TASK ITEM » What lines below include the string "text"? Pick them out and copy them.

(Web page and app entries)
....
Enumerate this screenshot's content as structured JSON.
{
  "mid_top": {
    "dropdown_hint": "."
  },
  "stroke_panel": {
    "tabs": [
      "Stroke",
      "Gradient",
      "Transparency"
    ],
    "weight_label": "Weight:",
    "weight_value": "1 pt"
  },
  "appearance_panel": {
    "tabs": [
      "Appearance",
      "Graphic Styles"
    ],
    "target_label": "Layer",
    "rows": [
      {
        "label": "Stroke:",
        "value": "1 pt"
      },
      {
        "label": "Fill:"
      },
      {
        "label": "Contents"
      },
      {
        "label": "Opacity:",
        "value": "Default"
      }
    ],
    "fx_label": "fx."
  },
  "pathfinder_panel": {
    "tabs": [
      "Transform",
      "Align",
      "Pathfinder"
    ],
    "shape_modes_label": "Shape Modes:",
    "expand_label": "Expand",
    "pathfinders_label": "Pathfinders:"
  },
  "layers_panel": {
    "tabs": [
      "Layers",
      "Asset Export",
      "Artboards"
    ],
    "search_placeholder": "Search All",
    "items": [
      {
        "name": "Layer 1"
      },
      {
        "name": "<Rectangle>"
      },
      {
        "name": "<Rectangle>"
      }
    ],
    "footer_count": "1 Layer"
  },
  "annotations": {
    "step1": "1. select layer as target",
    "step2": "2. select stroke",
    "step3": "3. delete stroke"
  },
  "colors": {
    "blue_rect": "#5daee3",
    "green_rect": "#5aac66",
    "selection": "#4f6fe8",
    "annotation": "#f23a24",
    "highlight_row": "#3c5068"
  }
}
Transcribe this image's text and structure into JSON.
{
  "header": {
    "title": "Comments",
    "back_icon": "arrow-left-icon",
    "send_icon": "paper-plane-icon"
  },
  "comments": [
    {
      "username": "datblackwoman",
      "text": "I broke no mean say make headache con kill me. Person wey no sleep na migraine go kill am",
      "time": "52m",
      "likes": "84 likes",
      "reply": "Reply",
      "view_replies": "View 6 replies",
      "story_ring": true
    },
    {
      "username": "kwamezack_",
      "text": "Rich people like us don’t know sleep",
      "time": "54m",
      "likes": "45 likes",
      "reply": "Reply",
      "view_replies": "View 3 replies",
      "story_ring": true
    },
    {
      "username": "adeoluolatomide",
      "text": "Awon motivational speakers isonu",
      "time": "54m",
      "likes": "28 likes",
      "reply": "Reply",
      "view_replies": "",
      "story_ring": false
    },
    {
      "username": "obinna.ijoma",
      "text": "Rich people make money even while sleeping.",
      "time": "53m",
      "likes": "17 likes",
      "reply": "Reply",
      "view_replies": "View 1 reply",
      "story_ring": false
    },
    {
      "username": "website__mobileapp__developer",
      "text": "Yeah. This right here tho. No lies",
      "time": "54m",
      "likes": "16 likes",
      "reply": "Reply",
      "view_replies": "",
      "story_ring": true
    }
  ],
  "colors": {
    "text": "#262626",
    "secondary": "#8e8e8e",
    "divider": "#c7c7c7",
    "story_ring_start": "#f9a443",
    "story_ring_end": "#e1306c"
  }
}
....
EXERCISE SOLUTION »
Transcribe this image's text and structure into JSON.
      "text": "I broke no mean say make headache con kill me. Person wey no sleep na migraine go kill am",
      "text": "Rich people like us don’t know sleep",
      "text": "Awon motivational speakers isonu",
      "text": "Rich people make money even while sleeping.",
      "text": "Yeah. This right here tho. No lies",
    "text": "#262626",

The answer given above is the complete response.